Aim of the task = If a line in the listing contains "ハーフゴルフ", copy it out whole.

Task material =
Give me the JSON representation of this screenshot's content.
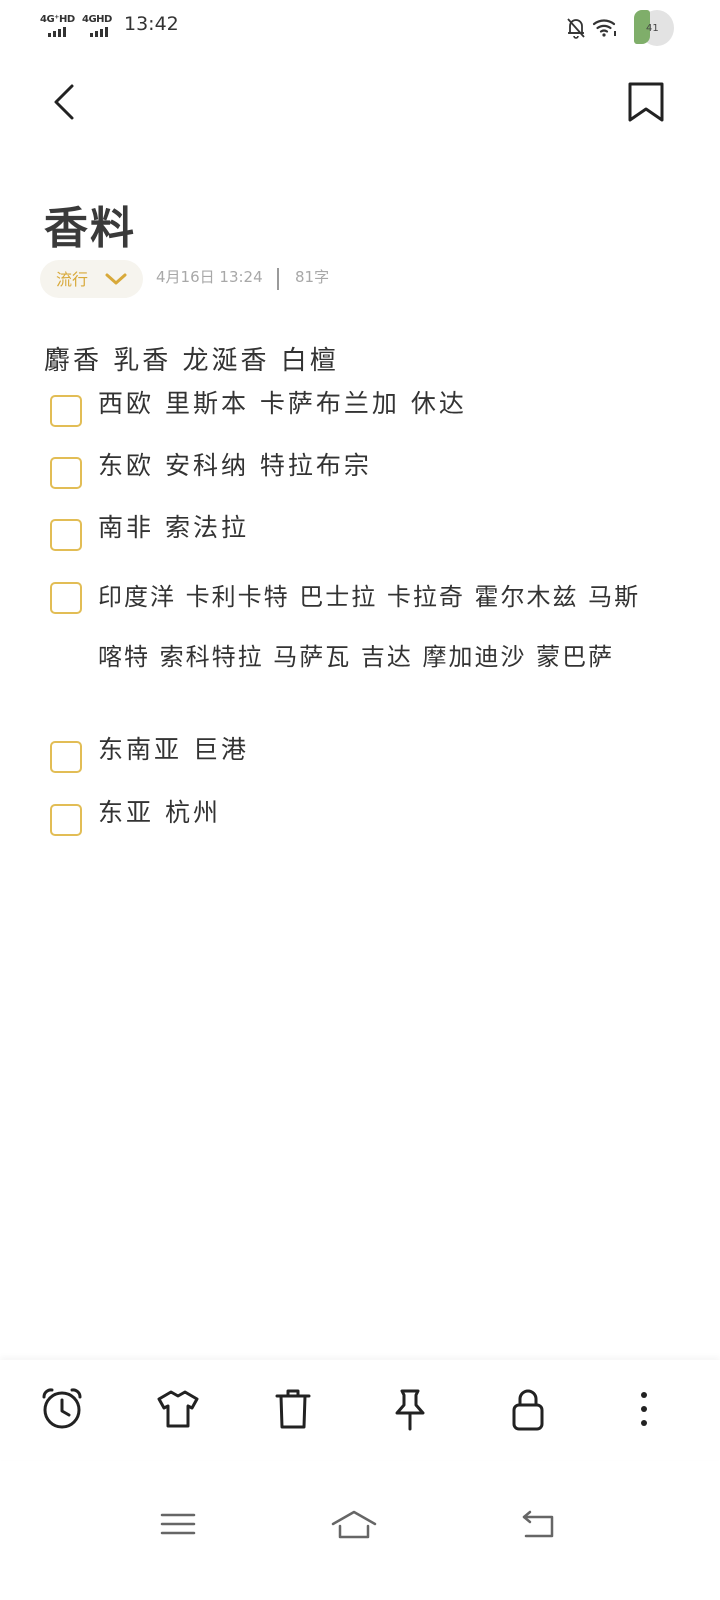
{
  "status_bar": {
    "sim1_label": "4G⁺HD",
    "sim2_label": "4GHD",
    "time": "13:42",
    "battery_level": "41",
    "icons": [
      "signal-icon",
      "bell-off-icon",
      "wifi-icon",
      "battery-badge-icon"
    ]
  },
  "header": {
    "back_icon": "chevron-left-icon",
    "bookmark_icon": "bookmark-icon"
  },
  "note": {
    "title": "香料",
    "folder_label": "流行",
    "date": "4月16日 13:24",
    "char_count": "81字",
    "intro_line": "麝香 乳香 龙涎香 白檀",
    "checklist": [
      {
        "text": "西欧 里斯本 卡萨布兰加 休达",
        "checked": false
      },
      {
        "text": "东欧 安科纳 特拉布宗",
        "checked": false
      },
      {
        "text": "南非 索法拉",
        "checked": false
      },
      {
        "text": "印度洋 卡利卡特 巴士拉 卡拉奇 霍尔木兹 马斯喀特 索科特拉 马萨瓦 吉达 摩加迪沙 蒙巴萨",
        "checked": false
      },
      {
        "text": "东南亚 巨港",
        "checked": false
      },
      {
        "text": "东亚 杭州",
        "checked": false
      }
    ]
  },
  "toolbar": {
    "items": [
      "alarm-clock-icon",
      "shirt-icon",
      "trash-icon",
      "pin-icon",
      "lock-icon",
      "more-vertical-icon"
    ]
  },
  "navbar": {
    "items": [
      "menu-icon",
      "home-icon",
      "back-nav-icon"
    ]
  },
  "colors": {
    "accent": "#e2bd55",
    "accent_text": "#d8a93a",
    "chip_bg": "#f6f4ee",
    "meta_text": "#a8a8a8",
    "body_text": "#333333"
  }
}
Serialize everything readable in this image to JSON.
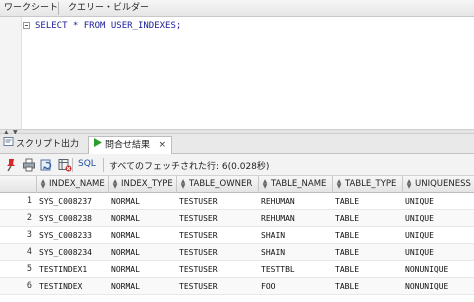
{
  "editor_tabs": {
    "worksheet": "ワークシート",
    "query_builder": "クエリー・ビルダー"
  },
  "editor": {
    "sql": "SELECT * FROM USER_INDEXES;"
  },
  "result_tabs": {
    "script_output": "スクリプト出力",
    "query_result": "問合せ結果",
    "close_symbol": "×"
  },
  "toolbar": {
    "sql_label": "SQL",
    "status": "すべてのフェッチされた行: 6(0.028秒)"
  },
  "grid": {
    "columns": [
      "INDEX_NAME",
      "INDEX_TYPE",
      "TABLE_OWNER",
      "TABLE_NAME",
      "TABLE_TYPE",
      "UNIQUENESS"
    ],
    "rows": [
      {
        "num": "1",
        "cells": [
          "SYS_C008237",
          "NORMAL",
          "TESTUSER",
          "REHUMAN",
          "TABLE",
          "UNIQUE"
        ]
      },
      {
        "num": "2",
        "cells": [
          "SYS_C008238",
          "NORMAL",
          "TESTUSER",
          "REHUMAN",
          "TABLE",
          "UNIQUE"
        ]
      },
      {
        "num": "3",
        "cells": [
          "SYS_C008233",
          "NORMAL",
          "TESTUSER",
          "SHAIN",
          "TABLE",
          "UNIQUE"
        ]
      },
      {
        "num": "4",
        "cells": [
          "SYS_C008234",
          "NORMAL",
          "TESTUSER",
          "SHAIN",
          "TABLE",
          "UNIQUE"
        ]
      },
      {
        "num": "5",
        "cells": [
          "TESTINDEX1",
          "NORMAL",
          "TESTUSER",
          "TESTTBL",
          "TABLE",
          "NONUNIQUE"
        ]
      },
      {
        "num": "6",
        "cells": [
          "TESTINDEX",
          "NORMAL",
          "TESTUSER",
          "FOO",
          "TABLE",
          "NONUNIQUE"
        ]
      }
    ]
  },
  "icons": {
    "pin": "pin-icon",
    "print": "print-icon",
    "refresh": "refresh-icon",
    "export": "export-icon",
    "script": "script-output-icon",
    "run": "run-icon",
    "sort": "sort-icon",
    "collapse": "collapse-icon"
  },
  "colors": {
    "sql_text": "#1a1a9a",
    "run_green": "#2d9d2d",
    "pin_red": "#d9262b"
  }
}
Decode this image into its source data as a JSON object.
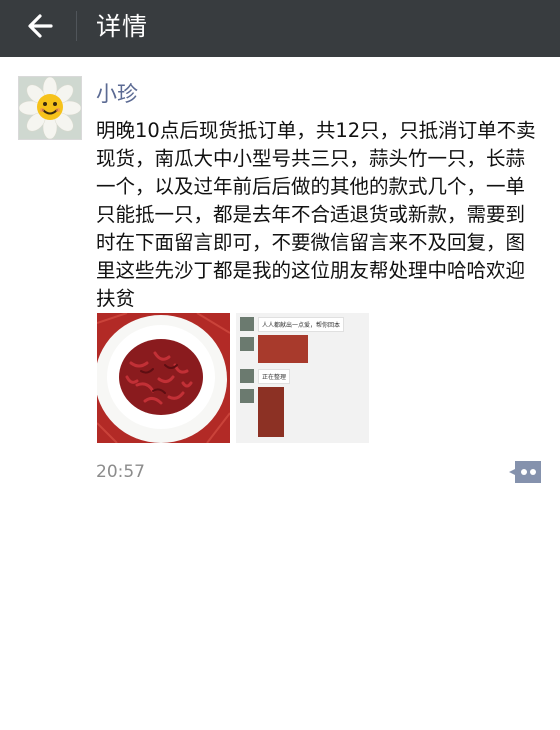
{
  "header": {
    "back_icon": "arrow-left-icon",
    "title": "详情"
  },
  "post": {
    "author": "小珍",
    "text": "明晚10点后现货抵订单，共12只，只抵消订单不卖现货，南瓜大中小型号共三只，蒜头竹一只，长蒜一个，以及过年前后后做的其他的款式几个，一单只能抵一只，都是去年不合适退货或新款，需要到时在下面留言即可，不要微信留言来不及回复，图里这些先沙丁都是我的这位朋友帮处理中哈哈欢迎扶贫",
    "images": [
      {
        "name": "bowl-photo"
      },
      {
        "name": "chat-screenshot",
        "messages": [
          "人人都献出一点爱，帮你回本",
          "正在整理"
        ]
      }
    ],
    "time": "20:57",
    "comment_icon": "comment-dots-icon"
  },
  "colors": {
    "topbar": "#383c3f",
    "author": "#5b6a93",
    "comment_button": "#8592ad"
  }
}
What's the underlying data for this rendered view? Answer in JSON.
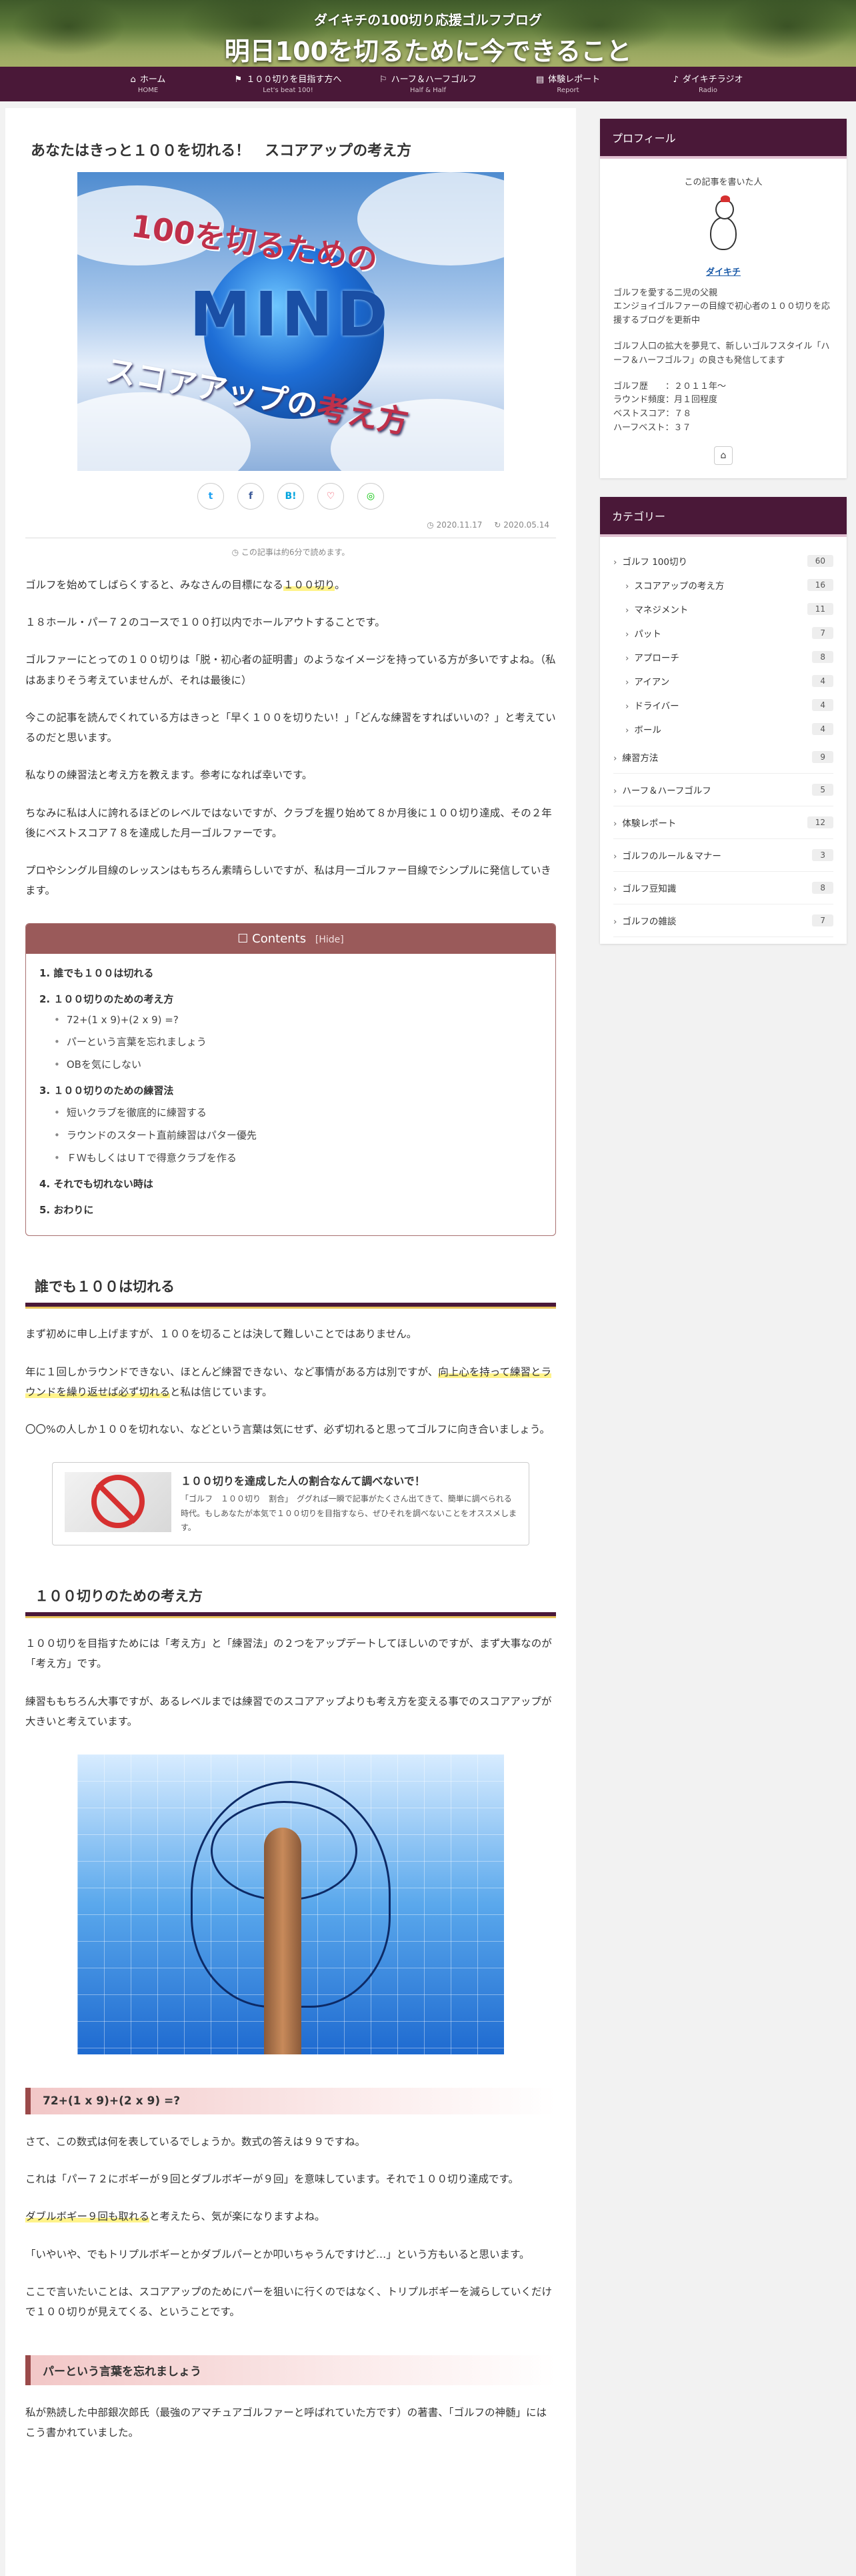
{
  "header": {
    "subtitle": "ダイキチの100切り応援ゴルフブログ",
    "title": "明日100を切るために今できること"
  },
  "nav": [
    {
      "label": "ホーム",
      "sub": "HOME",
      "icon": "home-icon"
    },
    {
      "label": "１００切りを目指す方へ",
      "sub": "Let's beat 100!",
      "icon": "flag-icon"
    },
    {
      "label": "ハーフ＆ハーフゴルフ",
      "sub": "Half & Half",
      "icon": "golf-icon"
    },
    {
      "label": "体験レポート",
      "sub": "Report",
      "icon": "report-icon"
    },
    {
      "label": "ダイキチラジオ",
      "sub": "Radio",
      "icon": "radio-icon"
    }
  ],
  "article": {
    "title": "あなたはきっと１００を切れる！　スコアアップの考え方",
    "eyecatch": {
      "top": "100を切るための",
      "mid": "MIND",
      "bot1": "スコアアップの",
      "bot2": "考え方"
    },
    "share": [
      "t",
      "f",
      "B!",
      "♡",
      "◎"
    ],
    "published": "2020.11.17",
    "updated": "2020.05.14",
    "read_time": "この記事は約6分で読めます。",
    "intro": [
      {
        "pre": "ゴルフを始めてしばらくすると、みなさんの目標になる",
        "mark": "１００切り",
        "post": "。"
      },
      {
        "pre": "１８ホール・パー７２のコースで１００打以内でホールアウトすることです。"
      },
      {
        "pre": "ゴルファーにとっての１００切りは「脱・初心者の証明書」のようなイメージを持っている方が多いですよね。（私はあまりそう考えていませんが、それは最後に）"
      },
      {
        "pre": "今この記事を読んでくれている方はきっと「早く１００を切りたい！」「どんな練習をすればいいの？」と考えているのだと思います。"
      },
      {
        "pre": "私なりの練習法と考え方を教えます。参考になれば幸いです。"
      },
      {
        "pre": "ちなみに私は人に誇れるほどのレベルではないですが、クラブを握り始めて８か月後に１００切り達成、その２年後にベストスコア７８を達成した月一ゴルファーです。"
      },
      {
        "pre": "プロやシングル目線のレッスンはもちろん素晴らしいですが、私は月一ゴルファー目線でシンプルに発信していきます。"
      }
    ],
    "toc": {
      "title": "Contents",
      "hide": "[Hide]",
      "items": [
        {
          "n": "1.",
          "label": "誰でも１００は切れる",
          "children": []
        },
        {
          "n": "2.",
          "label": "１００切りのための考え方",
          "children": [
            "72+(1 x 9)+(2 x 9) =?",
            "パーという言葉を忘れましょう",
            "OBを気にしない"
          ]
        },
        {
          "n": "3.",
          "label": "１００切りのための練習法",
          "children": [
            "短いクラブを徹底的に練習する",
            "ラウンドのスタート直前練習はパター優先",
            "ＦＷもしくはＵＴで得意クラブを作る"
          ]
        },
        {
          "n": "4.",
          "label": "それでも切れない時は",
          "children": []
        },
        {
          "n": "5.",
          "label": "おわりに",
          "children": []
        }
      ]
    },
    "s1": {
      "heading": "誰でも１００は切れる",
      "p1": "まず初めに申し上げますが、１００を切ることは決して難しいことではありません。",
      "p2_pre": "年に１回しかラウンドできない、ほとんど練習できない、など事情がある方は別ですが、",
      "p2_mark": "向上心を持って練習とラウンドを繰り返せば必ず切れる",
      "p2_post": "と私は信じています。",
      "p3": "〇〇%の人しか１００を切れない、などという言葉は気にせず、必ず切れると思ってゴルフに向き合いましょう。",
      "card_title": "１００切りを達成した人の割合なんて調べないで！",
      "card_snippet": "「ゴルフ　１００切り　割合」　ググれば一瞬で記事がたくさん出てきて、簡単に調べられる時代。もしあなたが本気で１００切りを目指すなら、ぜひそれを調べないことをオススメします。"
    },
    "s2": {
      "heading": "１００切りのための考え方",
      "p1": "１００切りを目指すためには「考え方」と「練習法」の２つをアップデートしてほしいのですが、まず大事なのが「考え方」です。",
      "p2": "練習ももちろん大事ですが、あるレベルまでは練習でのスコアアップよりも考え方を変える事でのスコアアップが大きいと考えています。"
    },
    "s21": {
      "heading": "72+(1 x 9)+(2 x 9) =?",
      "p1": "さて、この数式は何を表しているでしょうか。数式の答えは９９ですね。",
      "p2": "これは「パー７２にボギーが９回とダブルボギーが９回」を意味しています。それで１００切り達成です。",
      "p3_mark": "ダブルボギー９回も取れる",
      "p3_post": "と考えたら、気が楽になりますよね。",
      "p4": "「いやいや、でもトリプルボギーとかダブルパーとか叩いちゃうんですけど…」という方もいると思います。",
      "p5": "ここで言いたいことは、スコアアップのためにパーを狙いに行くのではなく、トリプルボギーを減らしていくだけで１００切りが見えてくる、ということです。"
    },
    "s22": {
      "heading": "パーという言葉を忘れましょう",
      "p1": "私が熟読した中部銀次郎氏（最強のアマチュアゴルファーと呼ばれていた方です）の著書、「ゴルフの神髄」にはこう書かれていました。"
    }
  },
  "sidebar": {
    "profile": {
      "heading": "プロフィール",
      "by": "この記事を書いた人",
      "name": "ダイキチ",
      "bio1": "ゴルフを愛する二児の父親",
      "bio2": "エンジョイゴルファーの目線で初心者の１００切りを応援するブログを更新中",
      "bio3": "ゴルフ人口の拡大を夢見て、新しいゴルフスタイル「ハーフ＆ハーフゴルフ」の良さも発信してます",
      "hist": "ゴルフ歴　　：２０１１年〜",
      "freq": "ラウンド頻度：月１回程度",
      "best": "ベストスコア：７８",
      "half": "ハーフベスト：３７"
    },
    "categories": {
      "heading": "カテゴリー",
      "items": [
        {
          "label": "ゴルフ 100切り",
          "count": "60",
          "sub": false,
          "top": false
        },
        {
          "label": "スコアアップの考え方",
          "count": "16",
          "sub": true,
          "top": false
        },
        {
          "label": "マネジメント",
          "count": "11",
          "sub": true,
          "top": false
        },
        {
          "label": "パット",
          "count": "7",
          "sub": true,
          "top": false
        },
        {
          "label": "アプローチ",
          "count": "8",
          "sub": true,
          "top": false
        },
        {
          "label": "アイアン",
          "count": "4",
          "sub": true,
          "top": false
        },
        {
          "label": "ドライバー",
          "count": "4",
          "sub": true,
          "top": false
        },
        {
          "label": "ボール",
          "count": "4",
          "sub": true,
          "top": false
        },
        {
          "label": "練習方法",
          "count": "9",
          "sub": true,
          "top": true
        },
        {
          "label": "ハーフ＆ハーフゴルフ",
          "count": "5",
          "sub": false,
          "top": true
        },
        {
          "label": "体験レポート",
          "count": "12",
          "sub": false,
          "top": true
        },
        {
          "label": "ゴルフのルール＆マナー",
          "count": "3",
          "sub": false,
          "top": true
        },
        {
          "label": "ゴルフ豆知識",
          "count": "8",
          "sub": false,
          "top": true
        },
        {
          "label": "ゴルフの雑談",
          "count": "7",
          "sub": false,
          "top": true
        }
      ]
    }
  }
}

Answer for the task =
      "label": "ハーフ＆ハーフゴルフ",
      "bio3": "ゴルフ人口の拡大を夢見て、新しいゴルフスタイル「ハーフ＆ハーフゴルフ」の良さも発信してます",
          "label": "ハーフ＆ハーフゴルフ",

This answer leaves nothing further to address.